We all know someone who’s been to Koh Tao. The Thai island is one of South East Asia’s most beautiful, most popular tourist hotspots. Stunning beaches, clear blue water, plenty of bars – the perfect antidote to overcast Britain.
And that’s why the 2014 murders of backpackers Hannah Witheridge and David Miller seem all the more shocking in a place gorgeous enough for a Lonely Planet cover. Their brutally injured bodies were found on 15 September, with a bloodstained garden hoe nearby.
The police quickly arrested two men from the island’s Burmese migrant community and charged them with rape and murder. If found guilty, they would be sent to death row.

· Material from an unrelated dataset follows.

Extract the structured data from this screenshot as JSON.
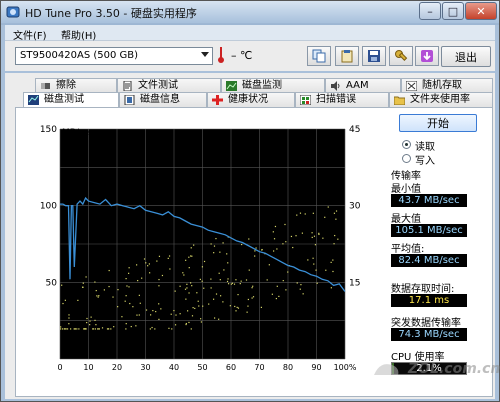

Channel 4’s Murder in Paradise looks into the circumstances of Hannah and David’s deaths, the controversy surrounding the investigation and the cases of other backpackers who have died on the island. The hour-long documentary leaves you with the sense that there could be something deeply suspicious about these deaths – and the way they’ve been handled by the Thai police.
Because while there is no doubt that David and Hannah were murdered, there is doubt from human rights workers and certain DNA experts about who committed the crime. From the start, the investigation was plagued by allegations of corruption, ineptitude and violence.
18 days after two 22-year-old Burmese migrant workers, Zaw Lin and Wai Phyo, were arrested, they withdrew their confessions to the murders and alleged that they had been tortured into saying they’d done it.
The heritage of the men is important; the film contends that there is exploitation of the Burmese community on the island, who work predominantly in manual labour jobs with few rights. Were Zaw Lin and Wai Phyo simply scapegoats for the Thai mafia?
Following the conviction, a Thai police spokesman Dejnarong Suthicharnbancha defended its investigation into the murders, saying “I would like to reassure that the investigation process of police was transparent and of a standard that is acceptable.”
With rare footage of Zaw Lin and Wai Phyo in custody, plus undercover interviews with the duo in prison, the film uncovers a truly fascinating, desperately sad story. In the way that Making a Murderer leaves you unbelievably frustrated about the justice system, Murder in Paradise raises similar worries. Especially when it comes to sentencing someone to death.
What makes the case even more unnerving is that the island is no stranger to tourist deaths, with backpacker Luke Miller (no relation to David) found dead in a swimming pool only this year.
His family said they had concerns over the investigation, as did the family of Christina Annesley who was said to have died of natural causes. In 2015 a French tourist, Dimitri Povse, was found hanged outside his bungalow, with his death ruled as a suicide.
And in 2014, the same year as Hannah and David died, Nick Pearson’s body was found by scuba divers in the sea after he disappeared following a night out with his family on New Year’s Eve. In the film, Nick’s family say they believed he was murdered.
“It’s a beautiful place,” says Nick’s brother, “but that’s all a front for the deeper, darker things that are going on. And we’ve found out the hard way.”
Whether some of these deaths are, as the Thai mayor tells Channel 4, down to tourists living too fast and hard while on holiday, or whether there’s something more sinister going on, the film can’t possibly conclude. David Miller’s brother Michael said after the conviction that “justice is what has been delivered” and that the Thai police had “conducted a methodical and thorough investigation”.
Whatever the truth, Murder in Paradise offers a revealing insight into a tiny tropical island shrouded in mystery.